CHARACTERIZATION AND INTERPRETATION OF A WELL-DATED SUCCESSION OF LATE TRIASSIC PALEOSOLS FROM PETRIFIED FOREST NATIONAL PARK, ARIZONA
Using standard field and laboratory techniques, we identified, described, sampled and characterized 85 paleosols formed in alluvial mudstones in the study area. Even though there was burial compaction, post burial gley of root traces, and organic matter oxidation, chemical diagenesis was minimized because of shallow burial depths and temperatures.
Prior to 216 Ma the principal soil forming processes were pedoturbation (Bss horizons), gleization (Bg horizons), and pedoformation (Bw horizons) with calcification (Bk horizons) dominating after 216 Ma. Employing pedotransfer functions from molecular oxides, cation exchange capacity, COLE, and fine clay abundance decrease up section, whereas pH, base saturation, and bulk density increase up section. XRD patterns show a dominance of smectite in the clay fraction throughout the stratigraphic interval, with kaolinite in slightly greater abundance before 219 Ma. These geochemical trends are consistent with weathering indexes estimating mean annual rainfall between 1100 and 1300 mm before 216 Ma and between 200 to 800 mm thereafter.

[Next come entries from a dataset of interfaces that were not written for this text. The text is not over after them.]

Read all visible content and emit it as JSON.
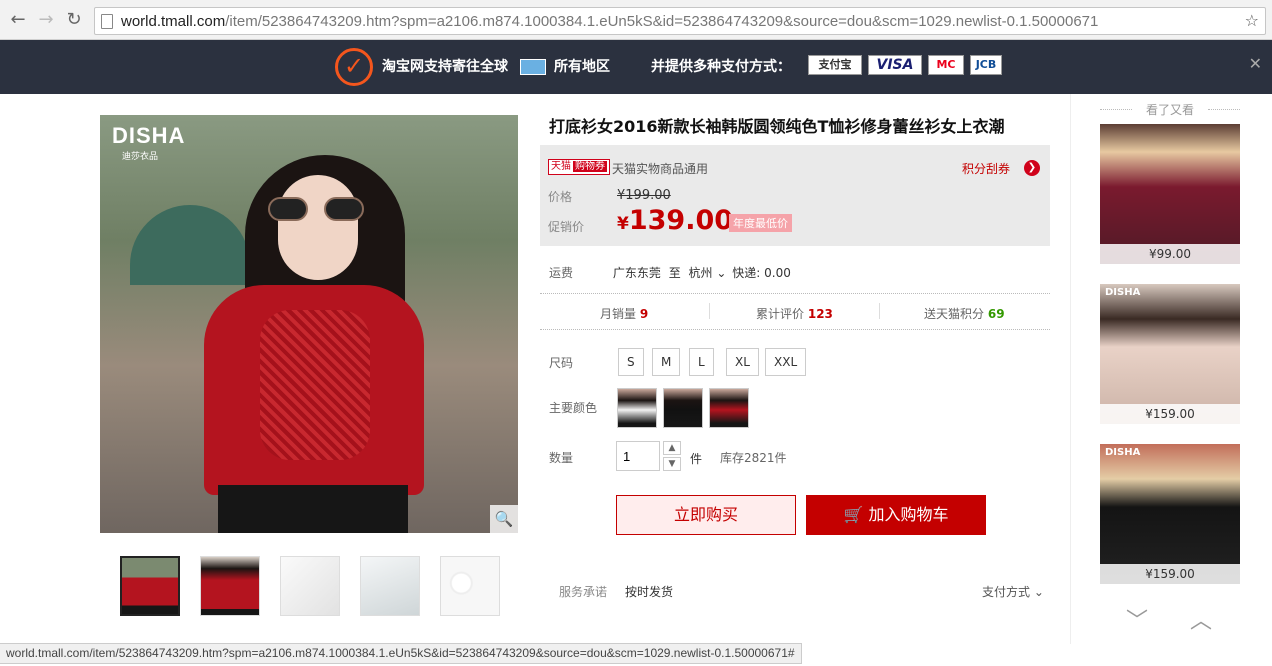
{
  "browser": {
    "url_host": "world.tmall.com",
    "url_path": "/item/523864743209.htm?spm=a2106.m874.1000384.1.eUn5kS&id=523864743209&source=dou&scm=1029.newlist-0.1.50000671",
    "status_url": "world.tmall.com/item/523864743209.htm?spm=a2106.m874.1000384.1.eUn5kS&id=523864743209&source=dou&scm=1029.newlist-0.1.50000671#"
  },
  "banner": {
    "ship_text": "淘宝网支持寄往全球",
    "region_text": "所有地区",
    "payment_text": "并提供多种支付方式：",
    "payments": [
      "支付宝",
      "VISA",
      "MC",
      "JCB"
    ]
  },
  "gallery": {
    "brand_logo": "DISHA",
    "brand_sub": "迪莎衣品"
  },
  "product": {
    "title": "打底衫女2016新款长袖韩版圆领纯色T恤衫修身蕾丝衫女上衣潮",
    "tag_tmall": "天猫",
    "tag_coupon": "购物券",
    "coupon_text": "天猫实物商品通用",
    "points_link": "积分刮券",
    "price_label": "价格",
    "original_price": "¥199.00",
    "promo_label": "促销价",
    "currency": "¥",
    "promo_price": "139.00",
    "promo_badge": "年度最低价",
    "shipping_label": "运费",
    "shipping_from": "广东东莞",
    "shipping_to_word": "至",
    "shipping_to": "杭州",
    "shipping_fee": "快递: 0.00",
    "monthly_sales_label": "月销量",
    "monthly_sales": "9",
    "reviews_label": "累计评价",
    "reviews": "123",
    "points_label": "送天猫积分",
    "points": "69",
    "size_label": "尺码",
    "sizes": [
      "S",
      "M",
      "L",
      "XL",
      "XXL"
    ],
    "color_label": "主要颜色",
    "qty_label": "数量",
    "qty_value": "1",
    "qty_unit": "件",
    "stock": "库存2821件",
    "buy_now": "立即购买",
    "add_cart": "加入购物车",
    "service_label": "服务承诺",
    "service_value": "按时发货",
    "payment_methods": "支付方式"
  },
  "side": {
    "title": "看了又看",
    "items": [
      {
        "price": "¥99.00"
      },
      {
        "price": "¥159.00",
        "logo": "DISHA"
      },
      {
        "price": "¥159.00",
        "logo": "DISHA"
      }
    ]
  },
  "colors": {
    "accent": "#c40000",
    "banner_bg": "#2b313f"
  }
}
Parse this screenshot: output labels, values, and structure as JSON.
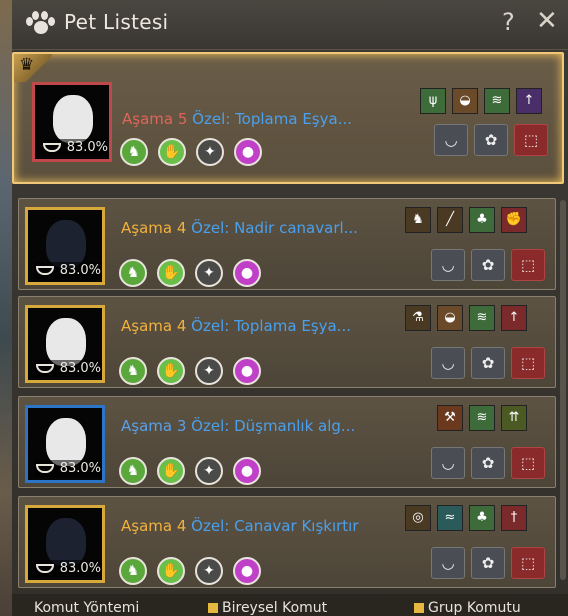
{
  "window": {
    "title": "Pet Listesi",
    "help": "?",
    "close": "✕"
  },
  "pets": [
    {
      "selected": true,
      "food": "83.0%",
      "stage": "Aşama 5",
      "special": "Özel: Toplama Eşya...",
      "stage_color": "red",
      "skills": [
        {
          "name": "harvest-icon",
          "color": "#3d6b3a"
        },
        {
          "name": "bird-icon",
          "color": "#6b4a2a"
        },
        {
          "name": "wing-icon",
          "color": "#3d6b3a"
        },
        {
          "name": "pickaxe-up-icon",
          "color": "#4a2e6a"
        }
      ]
    },
    {
      "selected": false,
      "food": "83.0%",
      "stage": "Aşama 4",
      "special": "Özel: Nadir canavarl...",
      "stage_color": "gold",
      "skills": [
        {
          "name": "horse-icon",
          "color": "#4a3a24"
        },
        {
          "name": "rifle-icon",
          "color": "#4a3a24"
        },
        {
          "name": "clover-icon",
          "color": "#3d6b3a"
        },
        {
          "name": "fist-icon",
          "color": "#7a2a2a"
        }
      ]
    },
    {
      "selected": false,
      "food": "83.0%",
      "stage": "Aşama 4",
      "special": "Özel: Toplama Eşya...",
      "stage_color": "gold",
      "skills": [
        {
          "name": "potion-icon",
          "color": "#4a3a24"
        },
        {
          "name": "bird-icon",
          "color": "#6b4a2a"
        },
        {
          "name": "wing-icon",
          "color": "#3d6b3a"
        },
        {
          "name": "pickaxe-up-icon",
          "color": "#7a2a2a"
        }
      ]
    },
    {
      "selected": false,
      "food": "83.0%",
      "stage": "Aşama 3",
      "special": "Özel: Düşmanlık alg...",
      "stage_color": "blue",
      "skills": [
        {
          "name": "hammer-icon",
          "color": "#6b3a1e"
        },
        {
          "name": "wing-icon",
          "color": "#3d6b3a"
        },
        {
          "name": "arrows-up-icon",
          "color": "#4a5a22"
        }
      ]
    },
    {
      "selected": false,
      "food": "83.0%",
      "stage": "Aşama 4",
      "special": "Özel: Canavar Kışkırtır",
      "stage_color": "gold",
      "skills": [
        {
          "name": "carriage-icon",
          "color": "#4a3a24"
        },
        {
          "name": "fish-icon",
          "color": "#2a5a5a"
        },
        {
          "name": "clover-icon",
          "color": "#3d6b3a"
        },
        {
          "name": "sword-up-icon",
          "color": "#7a2a2a"
        }
      ]
    }
  ],
  "bottom": {
    "command_method": "Komut Yöntemi",
    "individual": "Bireysel Komut",
    "group": "Grup Komutu"
  }
}
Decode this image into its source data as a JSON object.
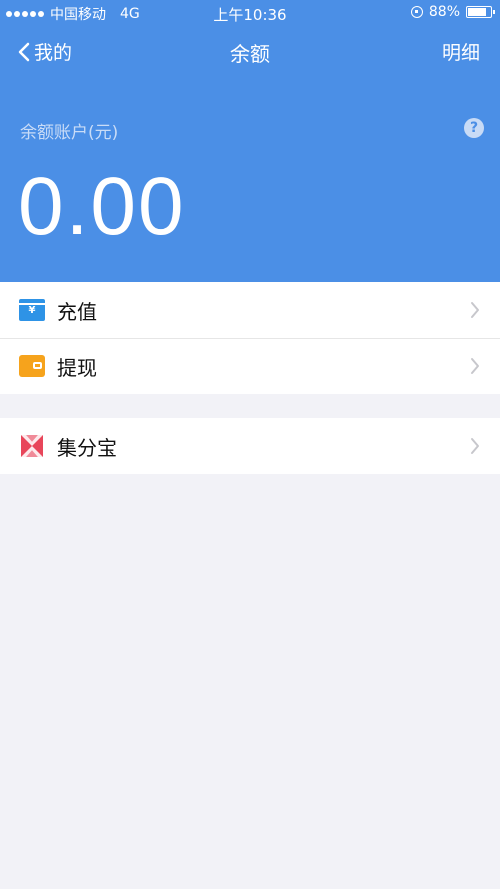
{
  "status_bar": {
    "carrier": "中国移动",
    "network": "4G",
    "time": "上午10:36",
    "battery": "88%"
  },
  "nav": {
    "back_label": "我的",
    "title": "余额",
    "right_label": "明细"
  },
  "account": {
    "label": "余额账户(元)",
    "balance": "0.00",
    "help_glyph": "?"
  },
  "menu": {
    "recharge_label": "充值",
    "recharge_glyph": "¥",
    "withdraw_label": "提现",
    "jifen_label": "集分宝"
  },
  "colors": {
    "header": "#4b8fe6",
    "background": "#f2f2f7",
    "recharge_icon": "#2e93e6",
    "withdraw_icon": "#f6a31c",
    "jifen_icon": "#e8465a"
  }
}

Rooting patterns and paleobotanical evidence suggests that the slightly acidic soils before 216 Ma supported shrublands in unstable floodplains (Entisols) and forests in more stable floodbasins (Inceptisols and Vertisols). Intercalated with aggrading landscapes (Entisols), forests transitioned to woodlands adapted to calcareous soils (Inceptisols and Vertisols) from 216 and 209 Ma. By 209 Ma desert shrublands in alkaline soils (Aridisols) appeared, and in association with alkaline lakes. Nutrient availability and available water capacity was greatest in pre-216 Ma soils because of near neutral soil pH and low pre-burial bulk densities.